This approach tends to come at an efficiency cost and usually means that some of the database features that could be applied to normal fields aren’t usable for data inside blobs, but most disappointingly, it tends to come at the cost of losing any kind of type system for the blobbed data; the application has to deal with the possibility of malformed data inside the blobs, missing fields, and so on. Data integrity becomes an application problem.
The main alternatives that retain some level of data integrity support are more
similar than they at first seem: having very wide tables with lots of “optional”
columns (for instance, having a table of
Contacts with optional columns that
are used depending on whether that contact is a customer, supplier, employee, or
some combination of the above), and having loads of little tables with a common
key (for instance, having tables for
Employee, etc and using the same primary key value across them when the same
logical object occupies multiple roles).
What they have in common is that some of the data integrity problem moves into the application – in the wide-table case, the application is responsible for knowing which combinations of optional columns are relevant in different cases.

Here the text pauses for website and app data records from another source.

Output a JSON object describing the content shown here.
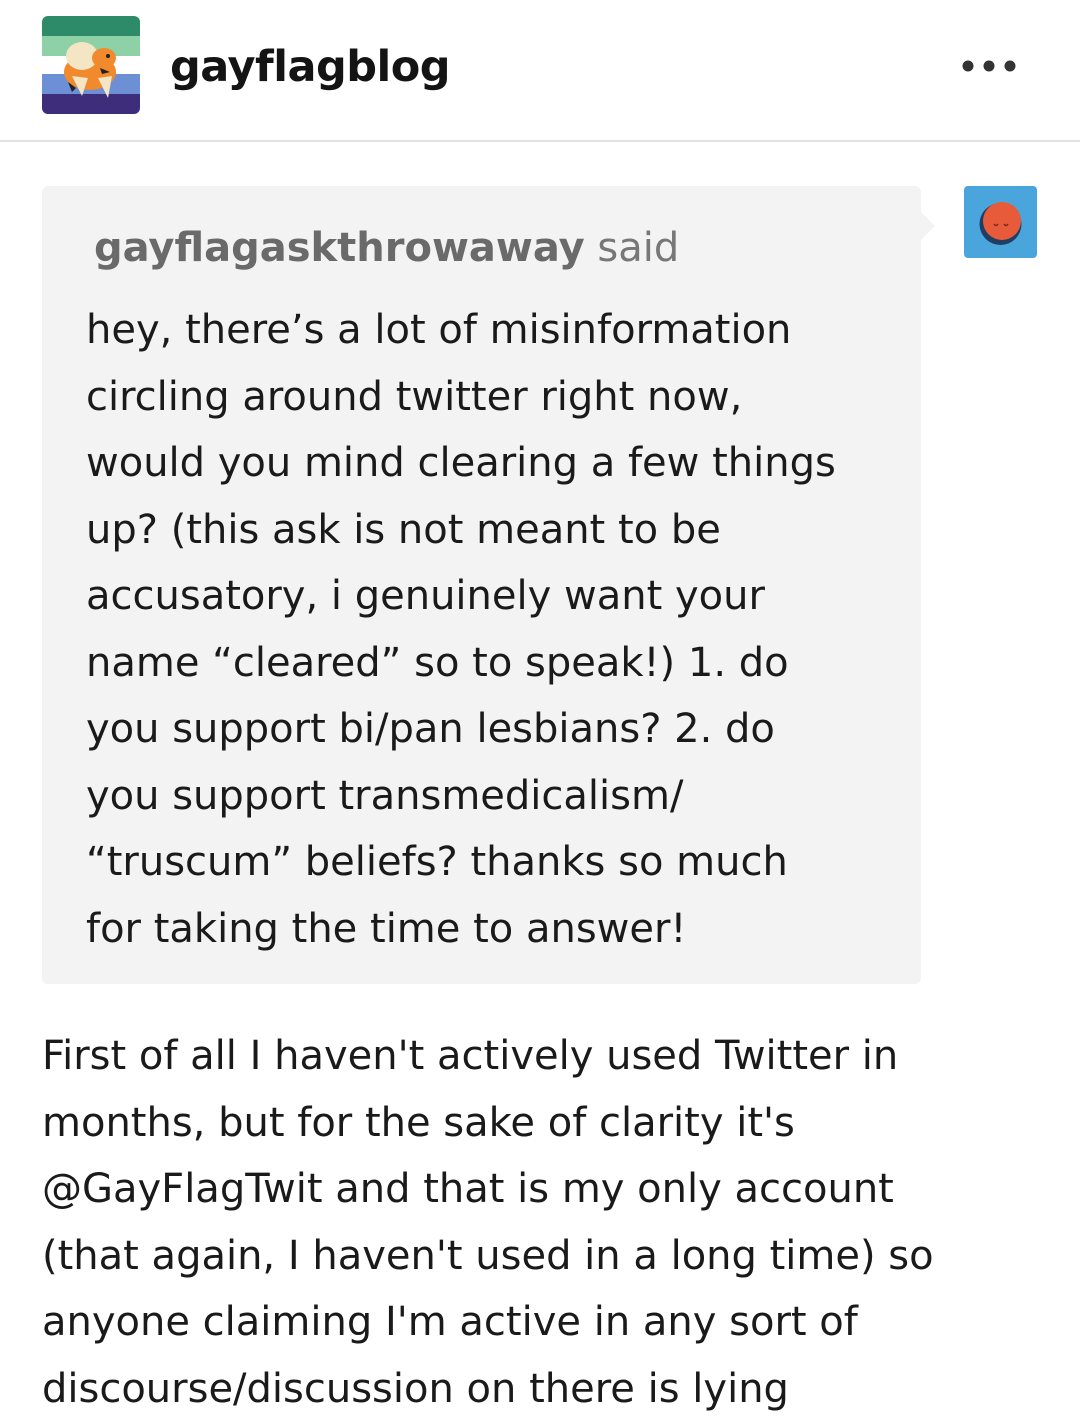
{
  "post": {
    "blog_name": "gayflagblog",
    "avatar_icon": "arcanine-on-flag-icon",
    "more_icon": "more-horizontal-icon"
  },
  "ask": {
    "asker": "gayflagaskthrowaway",
    "said_label": "said",
    "asker_avatar_icon": "anonymous-face-icon",
    "lines": [
      "hey, there’s a lot of misinformation",
      "circling around twitter right now,",
      "would you mind clearing a few things",
      "up? (this ask is not meant to be",
      "accusatory, i genuinely want your",
      "name “cleared” so to speak!) 1. do",
      "you support bi/pan lesbians? 2. do",
      "you support transmedicalism/",
      "“truscum” beliefs? thanks so much",
      "for taking the time to answer!"
    ]
  },
  "answer": {
    "lines": [
      "First of all I haven't actively used Twitter in",
      "months, but for the sake of clarity it's",
      "@GayFlagTwit and that is my only account",
      "(that again, I haven't used in a long time) so",
      "anyone claiming I'm active in any sort of",
      "discourse/discussion on there is lying"
    ]
  },
  "colors": {
    "ask_background": "#f3f3f3",
    "asker_avatar_background": "#4aa5dc",
    "divider": "#e2e2e2"
  }
}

If a contact is a supplier then a whole bunch of columns that have to be marked as optional in the database (so that contacts who aren’t suppliers don’t need to provide them) become required for that particular record. In the loads-of-little-tables case, the application has to find a safe way to allocate new primary key values that are unique across multiple tables.
Thankfully, in the latter case, any type hierarchy rules (eg, any supplier/customer/employee is always a contact, so must have a contact record) can be represented using foreign key constraints, which often helps with the management of uniqueness, but the downside is having to check several tables to find all the information about an object – or to delete an object.
Representing data requires careful thought
There aren’t really technical solutions you can just drop in to solve this problem for you; they will all require careful thought to plan how you represent your complicated real-world data in the simplified world of the database, and ongoing discipline to make sure that structure doesn’t evolve into a tangled mess.
Thankfully, we at Register Dynamics have plenty of experience we can share with you – so get in touch today and let us help!